One possible factor in this stabilisation of the membership is OSME’s continued use of social media. Our Twitter account now has approximately 1500 followers and our Facebook page has more than 650 ‘likes’. We have changed the MEBirdNet Yahoo discussion group name to OSMEBirdNet to better reflect our geographical coverage. AbdulRahman Al-Sirhan, OSME’s webmaster, has greatly improved the design and look of the website, which was ‘launched’ in November. As a result, there has been a significant increase in the amount of visitors to the site. In combination this has lead to a higher profile for OSME’s work, which hopefully will result in further support in the future.
Two issues of our excellent journal Sandgrouse were produced during the year, and continues to be of high quality. I have received many positive emails and comments regarding Sandgrouse, and huge thanks must go to Peter Cowan and the excellent editorial and production team for their continued work on behalf of OSME. We are also aiming to make Sandgrouse more accessible to as wide an audience as possible, and during the year Sal Cooke and Effie Warr, amongst others, arranged for back issues of Sandgrouse to be made available online via the Biodiversity Heritage Library.

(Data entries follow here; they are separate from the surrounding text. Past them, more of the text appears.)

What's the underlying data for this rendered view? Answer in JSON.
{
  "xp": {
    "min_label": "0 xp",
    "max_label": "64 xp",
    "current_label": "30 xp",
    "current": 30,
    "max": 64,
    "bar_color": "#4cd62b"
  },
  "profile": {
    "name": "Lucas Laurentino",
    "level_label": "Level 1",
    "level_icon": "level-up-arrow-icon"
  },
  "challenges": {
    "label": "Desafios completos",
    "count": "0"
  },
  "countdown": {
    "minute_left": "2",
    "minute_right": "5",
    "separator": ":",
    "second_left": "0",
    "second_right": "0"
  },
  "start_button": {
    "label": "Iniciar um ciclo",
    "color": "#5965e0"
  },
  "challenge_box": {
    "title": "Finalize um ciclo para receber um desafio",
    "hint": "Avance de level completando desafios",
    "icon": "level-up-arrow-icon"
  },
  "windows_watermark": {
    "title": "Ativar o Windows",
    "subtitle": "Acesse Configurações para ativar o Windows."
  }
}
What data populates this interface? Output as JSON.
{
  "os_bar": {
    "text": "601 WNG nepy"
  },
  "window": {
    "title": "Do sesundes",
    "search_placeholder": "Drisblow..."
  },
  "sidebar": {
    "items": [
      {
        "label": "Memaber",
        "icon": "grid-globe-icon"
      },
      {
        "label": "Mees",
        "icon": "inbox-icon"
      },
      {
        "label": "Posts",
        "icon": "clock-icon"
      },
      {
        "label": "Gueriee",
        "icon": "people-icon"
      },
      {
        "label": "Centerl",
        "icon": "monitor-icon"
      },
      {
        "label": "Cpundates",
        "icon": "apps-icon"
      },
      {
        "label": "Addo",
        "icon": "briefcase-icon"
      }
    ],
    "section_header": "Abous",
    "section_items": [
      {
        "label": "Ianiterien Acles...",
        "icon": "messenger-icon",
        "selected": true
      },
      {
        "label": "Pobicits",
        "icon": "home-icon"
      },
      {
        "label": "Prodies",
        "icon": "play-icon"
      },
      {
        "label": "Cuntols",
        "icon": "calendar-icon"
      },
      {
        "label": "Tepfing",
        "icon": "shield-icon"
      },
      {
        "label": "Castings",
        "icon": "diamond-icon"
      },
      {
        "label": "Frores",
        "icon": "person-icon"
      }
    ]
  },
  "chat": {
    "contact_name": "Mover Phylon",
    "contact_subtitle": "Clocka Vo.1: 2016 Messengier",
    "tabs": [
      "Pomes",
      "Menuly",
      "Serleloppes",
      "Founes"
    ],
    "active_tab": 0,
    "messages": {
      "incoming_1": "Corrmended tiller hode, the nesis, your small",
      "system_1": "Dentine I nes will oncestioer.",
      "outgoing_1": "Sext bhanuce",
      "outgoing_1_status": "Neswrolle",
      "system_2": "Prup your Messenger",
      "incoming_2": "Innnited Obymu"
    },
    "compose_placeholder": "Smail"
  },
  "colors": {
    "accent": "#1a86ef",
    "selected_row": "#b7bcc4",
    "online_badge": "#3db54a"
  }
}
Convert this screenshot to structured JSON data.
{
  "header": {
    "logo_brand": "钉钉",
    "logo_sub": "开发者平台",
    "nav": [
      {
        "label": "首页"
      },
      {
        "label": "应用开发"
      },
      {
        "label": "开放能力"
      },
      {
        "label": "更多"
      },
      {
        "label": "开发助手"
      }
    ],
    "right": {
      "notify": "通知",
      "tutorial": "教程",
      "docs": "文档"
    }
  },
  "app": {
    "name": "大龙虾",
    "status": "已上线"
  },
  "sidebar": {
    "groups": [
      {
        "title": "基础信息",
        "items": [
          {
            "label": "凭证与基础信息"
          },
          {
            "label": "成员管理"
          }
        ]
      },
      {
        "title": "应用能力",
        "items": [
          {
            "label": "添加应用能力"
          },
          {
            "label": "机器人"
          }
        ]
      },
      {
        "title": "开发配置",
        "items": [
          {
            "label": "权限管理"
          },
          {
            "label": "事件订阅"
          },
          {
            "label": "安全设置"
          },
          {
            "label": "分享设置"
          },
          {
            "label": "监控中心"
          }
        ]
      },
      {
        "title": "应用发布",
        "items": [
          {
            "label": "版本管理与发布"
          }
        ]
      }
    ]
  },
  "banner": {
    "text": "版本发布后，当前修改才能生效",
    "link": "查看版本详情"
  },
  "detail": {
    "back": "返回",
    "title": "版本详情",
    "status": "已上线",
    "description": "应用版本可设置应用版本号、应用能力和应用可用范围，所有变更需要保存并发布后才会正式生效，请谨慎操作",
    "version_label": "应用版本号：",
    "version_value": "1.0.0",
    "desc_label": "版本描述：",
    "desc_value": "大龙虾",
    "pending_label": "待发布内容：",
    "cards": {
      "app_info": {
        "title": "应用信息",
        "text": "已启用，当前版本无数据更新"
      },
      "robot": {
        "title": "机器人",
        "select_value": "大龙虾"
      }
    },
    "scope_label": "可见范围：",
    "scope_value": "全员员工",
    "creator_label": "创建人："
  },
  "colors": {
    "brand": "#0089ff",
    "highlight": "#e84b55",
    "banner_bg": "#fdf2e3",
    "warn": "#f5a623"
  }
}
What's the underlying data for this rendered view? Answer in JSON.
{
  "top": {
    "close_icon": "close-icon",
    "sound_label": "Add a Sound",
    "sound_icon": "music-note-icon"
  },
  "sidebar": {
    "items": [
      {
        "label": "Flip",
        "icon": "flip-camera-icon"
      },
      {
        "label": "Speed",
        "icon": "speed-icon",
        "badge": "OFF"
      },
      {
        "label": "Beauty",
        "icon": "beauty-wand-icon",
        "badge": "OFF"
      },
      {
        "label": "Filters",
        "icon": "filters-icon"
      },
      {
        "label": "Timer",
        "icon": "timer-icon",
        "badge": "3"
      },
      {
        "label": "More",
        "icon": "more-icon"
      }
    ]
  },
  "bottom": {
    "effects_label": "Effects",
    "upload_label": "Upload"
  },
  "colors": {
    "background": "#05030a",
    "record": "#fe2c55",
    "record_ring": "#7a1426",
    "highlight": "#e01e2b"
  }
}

We continued to provide funding to projects across the OSME region through the Conservation and Research Fund (CRF). The CRF welcomes two new members, Mick Green and Nabegh Ghazal Asswad, to the committee to help advise OSME Council on the allocation of our funds.This year we provided £6,610 to the following projects:
- Support for the final issue of PHOENIX 30 (Mike Jennings)
- Oman Golden Eagle and waterbird surveys (Ian Harrison & Mick Green)
- Caucasus Wildlife Refuge, Armenia (World Land Trust)
- Great Bustard surveys in Kazakhstan (Georgiy Shakula)
- Red-list raptor study, Kazakhstan (Evgeny Bragin)
- Wetland conservation, Kyrgyzstan (Ulanbek Naamatbekov)
The two keys events in the OSME calendar are the annual Summer Meeting and AGM which was held on the 5th July at the BTO Headquarters, The Nunnery. Our attendance at the Birdfair at Rutland Water provided an excellent forum to meet friends, members and supporters. The OSME CRF was also boosted by £1000, thanks to Nick Acheson’s excellent victory in the Bird Brain of Britain quiz.
OSME’s loyal members and supporters are the lifeblood of the Society, and on behalf of Council, I’d like to thank you all for your continued support during 2014. OSME continues to receive the financial support of our Corporate Members – Birdfinders, Birdguides, Greentours, Odyssey Tours, Rockjumper Birding Tours, Sunbird and the Natural History Book Service (NHBS). We are also most grateful to the RSPB for continuing to provide support to OSME in a variety of ways.
Finally, I’d like to thank all OSME Council members for their continued ideas, advice and hardwork that ensures OSME runs smoothly and efficiently.